Swarbrick also points out that the firm has a long track record in Europe of delivering schools and government buildings. “We think there will be a wave of grouped schools projects to come in both the US and Belgium, and we are positioning ourselves for that,” he says. 

The US schools sector is somewhat disparate due to the fact that schools are managed not by states or even municipalities, but by often small districts. While acknowledging this, Swarbrick believes there will be enough momentum carrying through from successful schemes such as the Prince George’s County Schools P3 in Maryland for more projects to follow suit.

As Invesis looks to establish its presence in North America, the firm will seek to build up its portfolio with acquisitions on the secondary market, as well as looking for new schemes. “We are keen to do greenfield projects, but also acquisitions in the secondary market to gain a footprint,” explains Swarbrick. “One of the key objectives we have is to develop partnerships with local contractors. On that we will take an agnostic approach, seeking to choose the right partner depending on the location and sector.

“The ultimate objective is to have a North American business unit that exists in the same way as our home markets, in that it is self-sustaining.”

The company will look at potential projects in Canada as well as the US. “We are seeing some opportunities in Canada, but it is a mature market with some strong players,” he says.

The same could be said of Australia, however Invesis has a key difference here: it already has a place at the table, thanks to its role on Brisbane’s Cross River Rail P3. “That puts us in a good position to look to continue our journey in Australia,” says Swarbrick.

The plans for Invesis are clearly bold, but Swarbrick sees them as an extension of the way Bam PPP has done its business over the years.

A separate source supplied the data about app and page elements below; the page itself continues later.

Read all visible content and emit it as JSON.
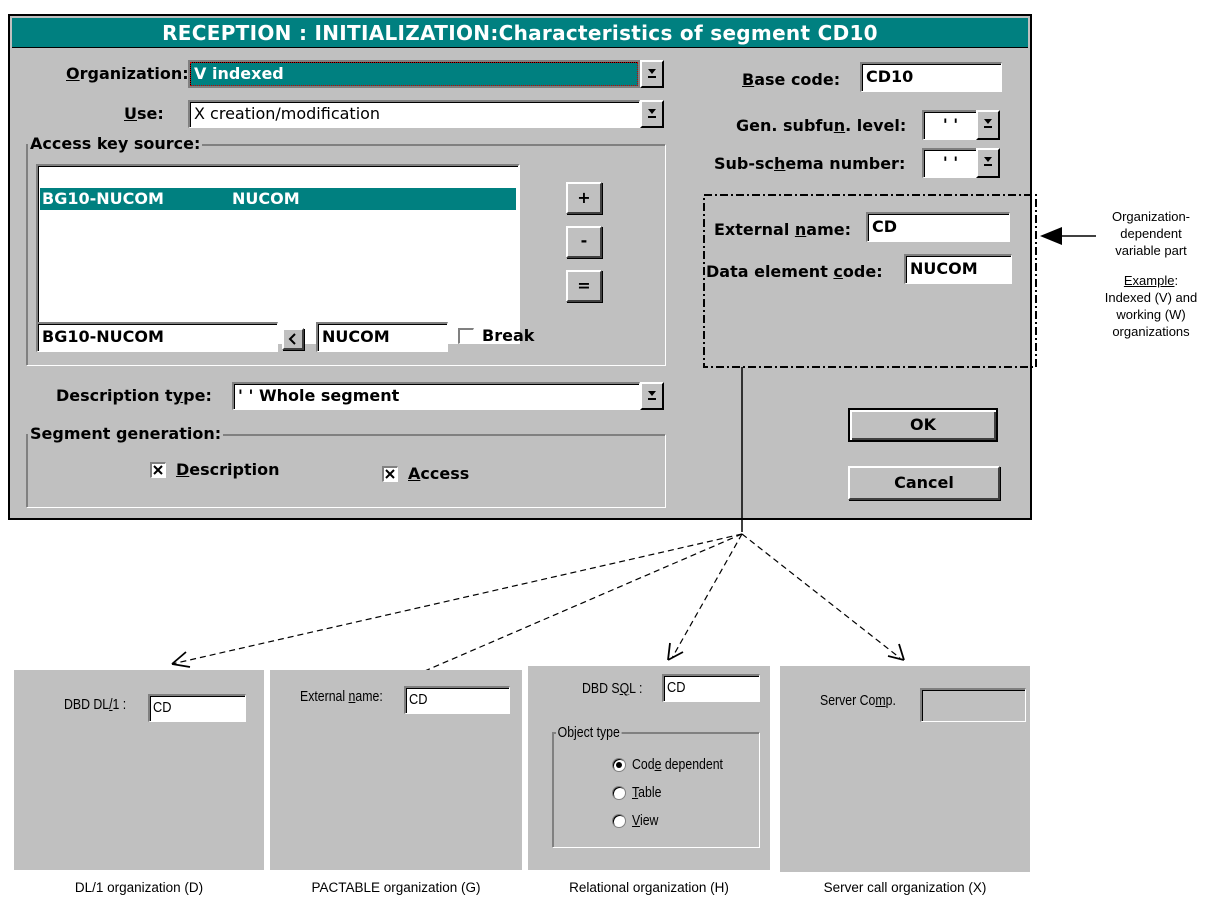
{
  "dialog": {
    "title": "RECEPTION : INITIALIZATION:Characteristics of segment CD10",
    "organization": {
      "label_u": "O",
      "label_rest": "rganization:",
      "value": "V indexed"
    },
    "use": {
      "label_u": "U",
      "label_rest": "se:",
      "value": "X creation/modification"
    },
    "base_code": {
      "label_u": "B",
      "label_rest": "ase code:",
      "value": "CD10"
    },
    "gen_subfun": {
      "label_pre": "Gen. subfu",
      "label_u": "n",
      "label_post": ". level:",
      "value": "' '"
    },
    "sub_schema": {
      "label_pre": "Sub-sc",
      "label_u": "h",
      "label_post": "ema number:",
      "value": "' '"
    },
    "access_key": {
      "group_label": "Access key source:",
      "rows": [
        {
          "col1": "BG10-NUCOM",
          "col2": "NUCOM",
          "selected": true
        }
      ],
      "input_left": "BG10-NUCOM",
      "input_right": "NUCOM",
      "move_button": "<",
      "break_label": "Break",
      "break_checked": false,
      "buttons": {
        "add": "+",
        "remove": "-",
        "equal": "="
      }
    },
    "variable_part": {
      "external_name": {
        "label_pre": "External ",
        "label_u": "n",
        "label_post": "ame:",
        "value": "CD"
      },
      "data_element": {
        "label_pre": "Data element ",
        "label_u": "c",
        "label_post": "ode:",
        "value": "NUCOM"
      }
    },
    "description_type": {
      "label_pre": "Description t",
      "label_u": "y",
      "label_post": "pe:",
      "value": "' ' Whole segment"
    },
    "segment_generation": {
      "group_label": "Segment generation:",
      "description": {
        "label_u": "D",
        "label_rest": "escription",
        "checked": true
      },
      "access": {
        "label_u": "A",
        "label_rest": "ccess",
        "checked": true
      }
    },
    "ok_label": "OK",
    "cancel_label": "Cancel"
  },
  "annotation": {
    "line1": "Organization-",
    "line2": "dependent",
    "line3": "variable part",
    "example_label": "Example",
    "example_colon": ":",
    "line4": "Indexed (V) and",
    "line5": "working (W)",
    "line6": "organizations"
  },
  "panels": {
    "dl1": {
      "label_pre": "DBD DL",
      "label_u": "/",
      "label_post": "1 :",
      "value": "CD",
      "caption": "DL/1 organization (D)"
    },
    "pactable": {
      "label_pre": "External ",
      "label_u": "n",
      "label_post": "ame:",
      "value": "CD",
      "caption": "PACTABLE organization (G)"
    },
    "relational": {
      "label_pre": "DBD S",
      "label_u": "Q",
      "label_post": "L :",
      "value": "CD",
      "object_type_label": "Object type",
      "options": [
        {
          "pre": "Cod",
          "u": "e",
          "post": " dependent",
          "selected": true
        },
        {
          "pre": "",
          "u": "T",
          "post": "able",
          "selected": false
        },
        {
          "pre": "",
          "u": "V",
          "post": "iew",
          "selected": false
        }
      ],
      "caption": "Relational organization  (H)"
    },
    "server": {
      "label_pre": "Server Co",
      "label_u": "m",
      "label_post": "p.",
      "value": "",
      "caption": "Server call organization (X)"
    }
  },
  "colors": {
    "title_bg": "#008080",
    "window_bg": "#c0c0c0",
    "selection": "#008080"
  }
}
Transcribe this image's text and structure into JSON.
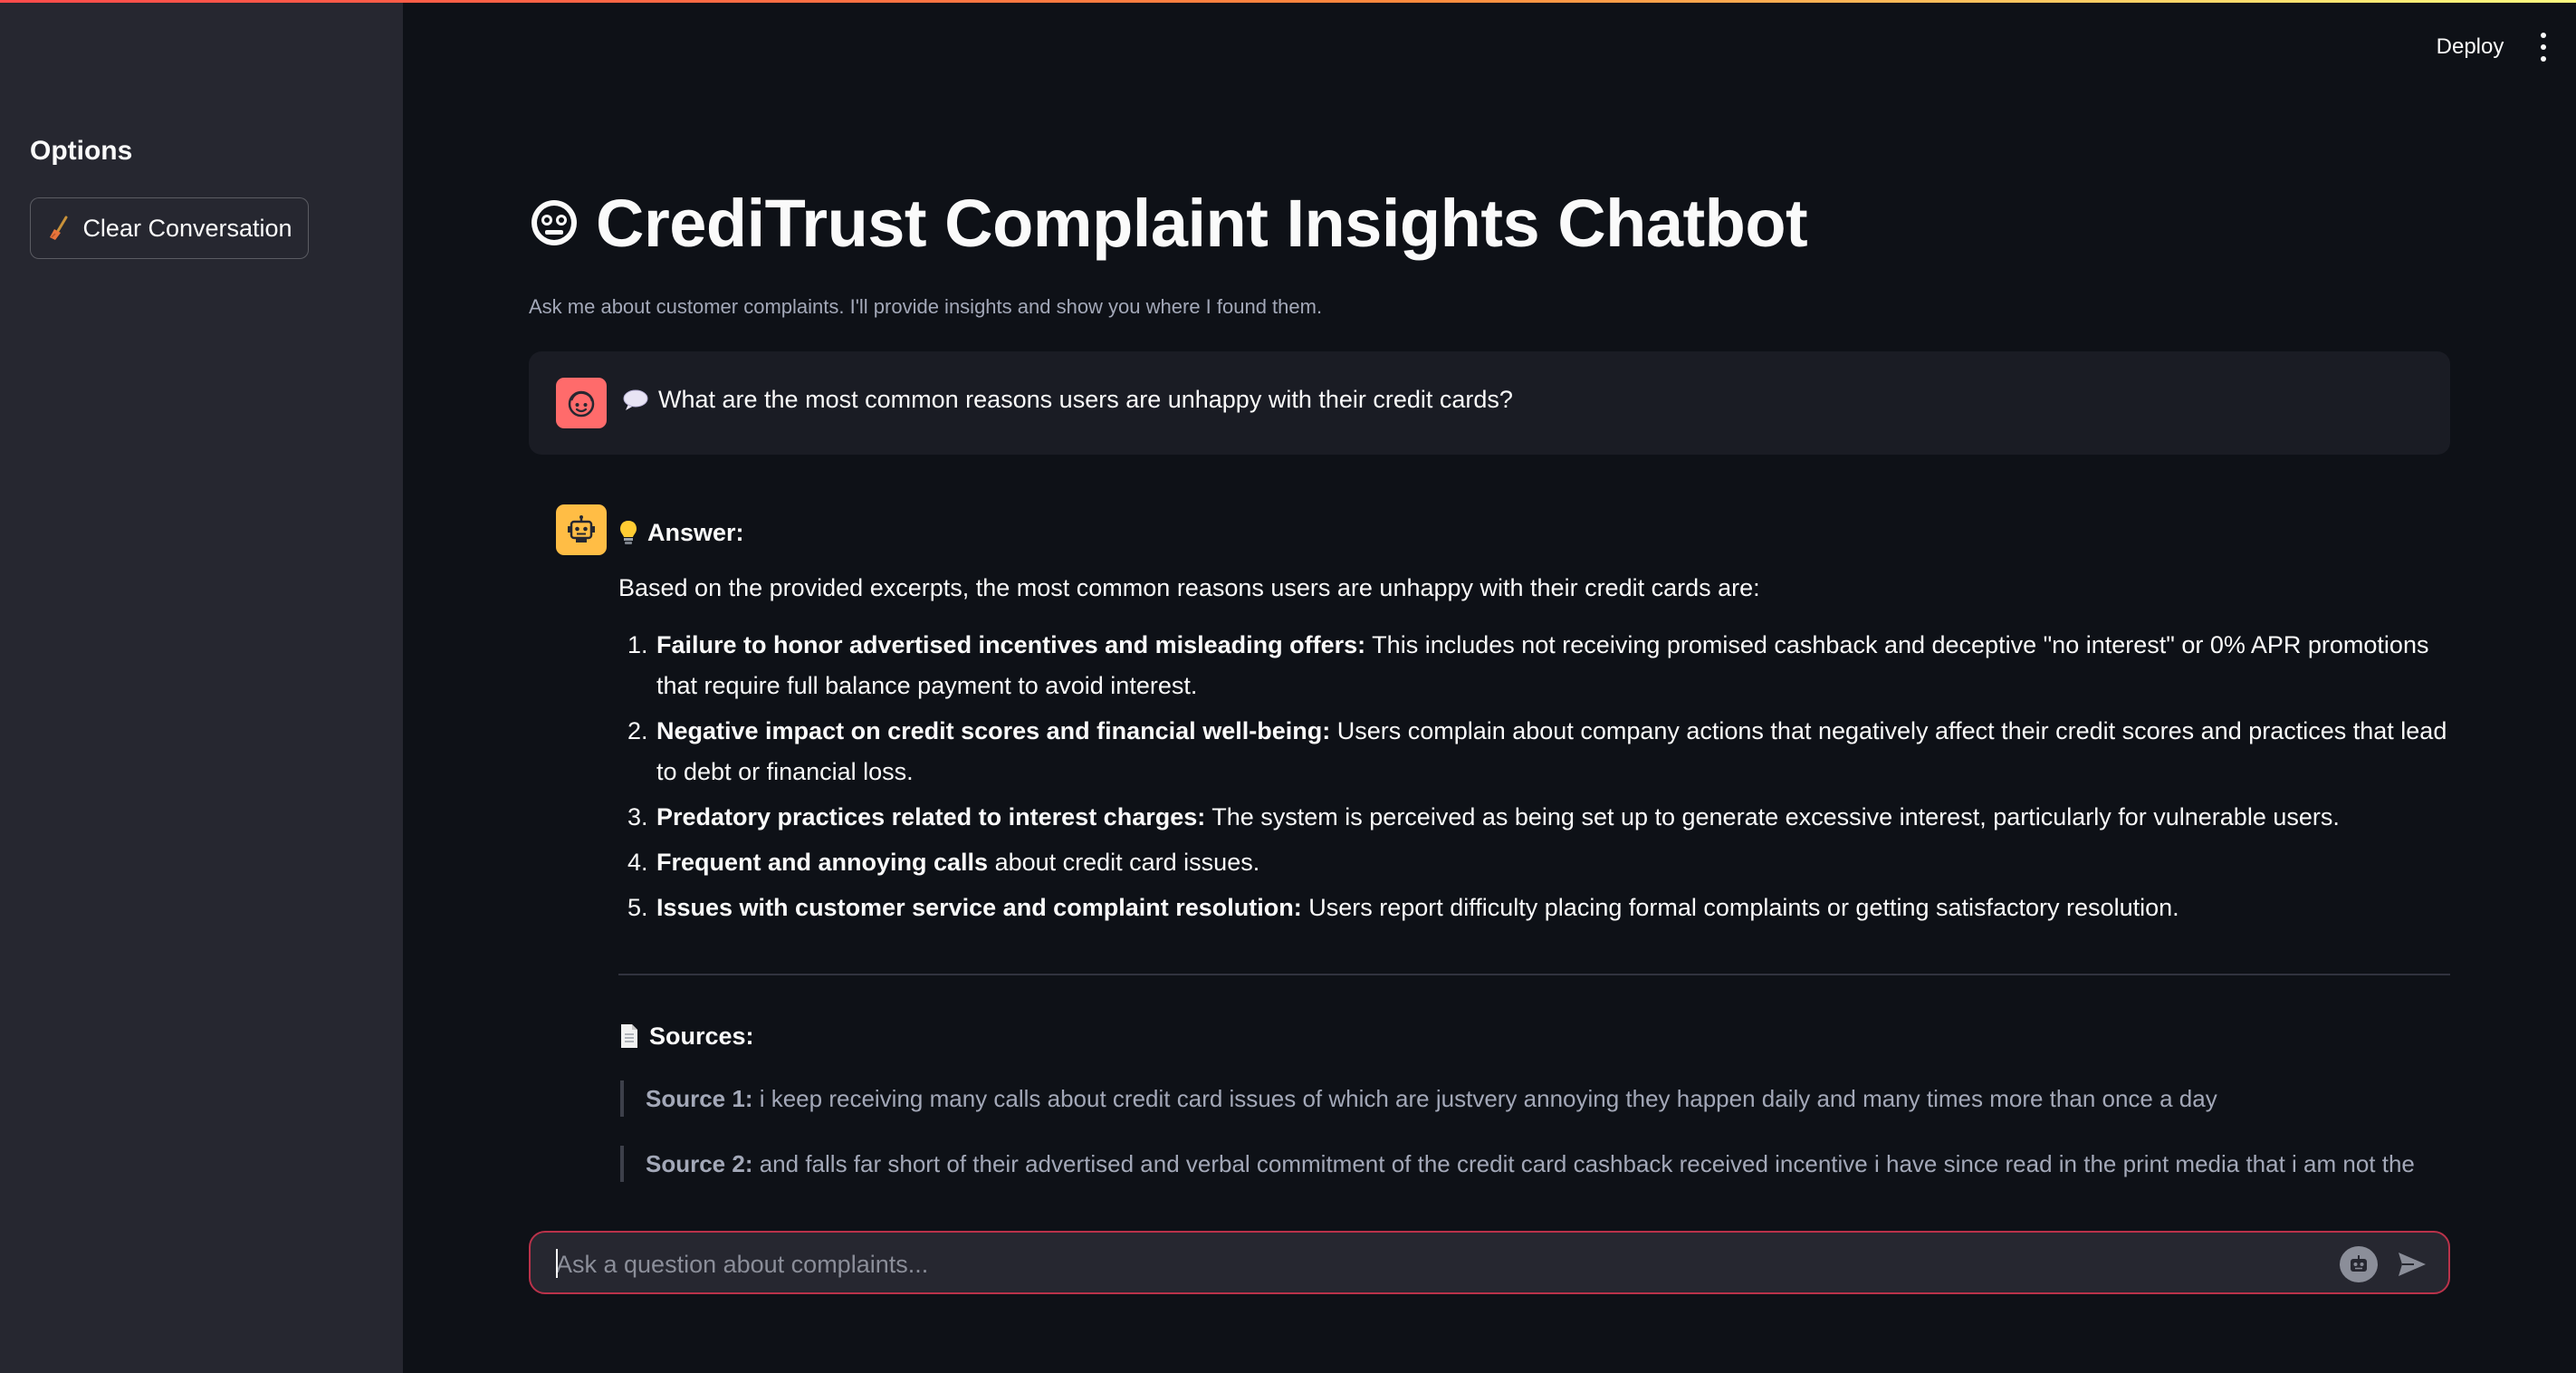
{
  "sidebar": {
    "title": "Options",
    "clear_button_label": "Clear Conversation",
    "clear_button_icon": "broom-icon"
  },
  "header": {
    "deploy_label": "Deploy",
    "menu_icon": "more-vertical-icon"
  },
  "main": {
    "title": "CrediTrust Complaint Insights Chatbot",
    "title_icon": "robot-face-icon",
    "caption": "Ask me about customer complaints. I'll provide insights and show you where I found them."
  },
  "messages": {
    "user": {
      "avatar_icon": "user-face-icon",
      "prefix_icon": "speech-bubble-icon",
      "text": "What are the most common reasons users are unhappy with their credit cards?"
    },
    "assistant": {
      "avatar_icon": "robot-icon",
      "answer_icon": "lightbulb-icon",
      "answer_label": "Answer:",
      "intro": "Based on the provided excerpts, the most common reasons users are unhappy with their credit cards are:",
      "reasons": [
        {
          "bold": "Failure to honor advertised incentives and misleading offers:",
          "text": " This includes not receiving promised cashback and deceptive \"no interest\" or 0% APR promotions that require full balance payment to avoid interest."
        },
        {
          "bold": "Negative impact on credit scores and financial well-being:",
          "text": " Users complain about company actions that negatively affect their credit scores and practices that lead to debt or financial loss."
        },
        {
          "bold": "Predatory practices related to interest charges:",
          "text": " The system is perceived as being set up to generate excessive interest, particularly for vulnerable users."
        },
        {
          "bold": "Frequent and annoying calls",
          "text": " about credit card issues."
        },
        {
          "bold": "Issues with customer service and complaint resolution:",
          "text": " Users report difficulty placing formal complaints or getting satisfactory resolution."
        }
      ],
      "sources_icon": "document-icon",
      "sources_label": "Sources:",
      "sources": [
        {
          "label": "Source 1:",
          "text": " i keep receiving many calls about credit card issues of which are justvery annoying they happen daily and many times more than once a day"
        },
        {
          "label": "Source 2:",
          "text": " and falls far short of their advertised and verbal commitment of the credit card cashback received incentive i have since read in the print media that i am not the"
        }
      ]
    }
  },
  "chat_input": {
    "placeholder": "Ask a question about complaints...",
    "assist_icon": "robot-small-icon",
    "send_icon": "send-icon"
  },
  "colors": {
    "background": "#0e1117",
    "sidebar": "#262730",
    "user_avatar": "#ff6b6b",
    "bot_avatar": "#ffbd45",
    "input_border": "#b9324a"
  }
}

“Bam PPP has had a footprint across a range of jurisdictions that has allowed it to continue to make investments as the level of activity changes in those different countries,” he points out. “For example, we have been able to do schools and prisons in Belgium, more recently social housing in Ireland, and in the future there is potential for water projects in the UK. However, you are not going to get significant growth from those markets alone, which is why we are looking at different markets for growth.”